  • Emacs tags isn't a patch on what bicyclerepairman provides when I'm writing python, but it does enough to make navigating code relatively hassle free, plus it works with every language you can think of. Basically it parses files and creates an index of all the definitions so that you can jump to the definition of a symbol and back in a single key chord.
  • GNU Info
  • It's handy to have all the documentation in info format because then you can use emacs to jump to the apropriate docs when you need them without having to switch to browser etc.. E.g. this function maps [f1] to jump to the r5rs docs for whatever the cursor is currently pointing at. (with thanks to Bill Clementson for this).
    (add-hook 'scheme-mode-hook
          (lambda ()
            (define-key scheme-mode-map [f1]
              '(lambda ()
               (let ((symbol (thing-at-point 'symbol)))
                 (info "(r5rs)")
                 (Info-index symbol)))))))
    (N.B. quack has a feature to auto-open web based docs into emacs while you're coding, but I work offline so much that I don't use this much)
  • A unit testing framework.
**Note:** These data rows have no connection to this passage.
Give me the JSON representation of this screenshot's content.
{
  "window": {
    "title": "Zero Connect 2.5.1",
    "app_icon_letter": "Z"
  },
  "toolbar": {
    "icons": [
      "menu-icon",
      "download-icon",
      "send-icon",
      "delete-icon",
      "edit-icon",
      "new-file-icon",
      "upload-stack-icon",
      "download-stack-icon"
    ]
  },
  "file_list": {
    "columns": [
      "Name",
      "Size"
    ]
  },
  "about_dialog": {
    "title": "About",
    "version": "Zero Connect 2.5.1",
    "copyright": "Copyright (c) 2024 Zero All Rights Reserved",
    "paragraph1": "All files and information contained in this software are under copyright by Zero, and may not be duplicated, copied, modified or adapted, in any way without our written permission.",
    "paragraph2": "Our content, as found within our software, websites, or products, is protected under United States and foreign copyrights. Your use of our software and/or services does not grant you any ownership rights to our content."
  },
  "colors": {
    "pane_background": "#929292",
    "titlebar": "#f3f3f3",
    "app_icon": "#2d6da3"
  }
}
  • I didn't really get on with any of the ones I tried, so I wrote a simple DSL myself (took about half a day after I'd figured out how syntax-case macros work). Ideally I want to end up using something like Nat's Protest system, which chucks out documentation as a side effect of testing. A Scheme DSL should be a good fit for this style, since you can name tests using strings rather than having to document with function names. For the time being though it provides just enough to get me testing (and also served to teach me a few things about macros, which is good.)

Is there anything missing?